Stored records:
/---
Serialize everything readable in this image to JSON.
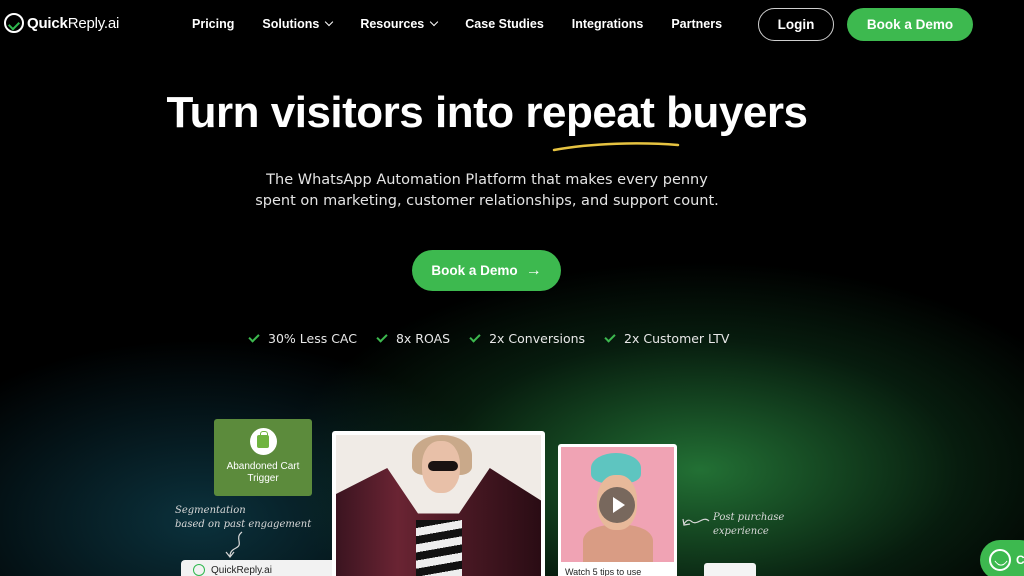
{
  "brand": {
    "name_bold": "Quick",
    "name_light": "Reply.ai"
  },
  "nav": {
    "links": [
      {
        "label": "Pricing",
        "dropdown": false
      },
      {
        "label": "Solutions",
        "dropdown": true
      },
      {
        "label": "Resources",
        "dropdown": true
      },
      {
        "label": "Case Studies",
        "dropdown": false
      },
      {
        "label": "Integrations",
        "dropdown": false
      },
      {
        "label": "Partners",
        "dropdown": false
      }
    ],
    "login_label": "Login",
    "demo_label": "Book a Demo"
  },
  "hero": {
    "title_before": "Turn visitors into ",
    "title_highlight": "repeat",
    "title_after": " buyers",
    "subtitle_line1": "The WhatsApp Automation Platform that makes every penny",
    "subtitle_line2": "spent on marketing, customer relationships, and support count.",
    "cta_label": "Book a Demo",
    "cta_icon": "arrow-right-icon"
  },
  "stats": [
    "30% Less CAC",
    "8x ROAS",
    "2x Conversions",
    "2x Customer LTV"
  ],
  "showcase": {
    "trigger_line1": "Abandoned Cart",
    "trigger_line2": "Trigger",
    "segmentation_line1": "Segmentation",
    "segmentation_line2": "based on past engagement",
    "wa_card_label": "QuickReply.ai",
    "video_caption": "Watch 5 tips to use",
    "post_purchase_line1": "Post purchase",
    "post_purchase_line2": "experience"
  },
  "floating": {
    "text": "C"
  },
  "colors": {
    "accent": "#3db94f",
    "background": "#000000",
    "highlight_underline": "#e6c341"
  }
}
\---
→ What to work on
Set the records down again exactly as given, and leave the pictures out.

→ The answer
Serialize everything readable in this image to JSON.
{
  "brand": {
    "name_bold": "Quick",
    "name_light": "Reply.ai"
  },
  "nav": {
    "links": [
      {
        "label": "Pricing",
        "dropdown": false
      },
      {
        "label": "Solutions",
        "dropdown": true
      },
      {
        "label": "Resources",
        "dropdown": true
      },
      {
        "label": "Case Studies",
        "dropdown": false
      },
      {
        "label": "Integrations",
        "dropdown": false
      },
      {
        "label": "Partners",
        "dropdown": false
      }
    ],
    "login_label": "Login",
    "demo_label": "Book a Demo"
  },
  "hero": {
    "title_before": "Turn visitors into ",
    "title_highlight": "repeat",
    "title_after": " buyers",
    "subtitle_line1": "The WhatsApp Automation Platform that makes every penny",
    "subtitle_line2": "spent on marketing, customer relationships, and support count.",
    "cta_label": "Book a Demo",
    "cta_icon": "arrow-right-icon"
  },
  "stats": [
    "30% Less CAC",
    "8x ROAS",
    "2x Conversions",
    "2x Customer LTV"
  ],
  "showcase": {
    "trigger_line1": "Abandoned Cart",
    "trigger_line2": "Trigger",
    "segmentation_line1": "Segmentation",
    "segmentation_line2": "based on past engagement",
    "wa_card_label": "QuickReply.ai",
    "video_caption": "Watch 5 tips to use",
    "post_purchase_line1": "Post purchase",
    "post_purchase_line2": "experience"
  },
  "floating": {
    "text": "C"
  },
  "colors": {
    "accent": "#3db94f",
    "background": "#000000",
    "highlight_underline": "#e6c341"
  }
}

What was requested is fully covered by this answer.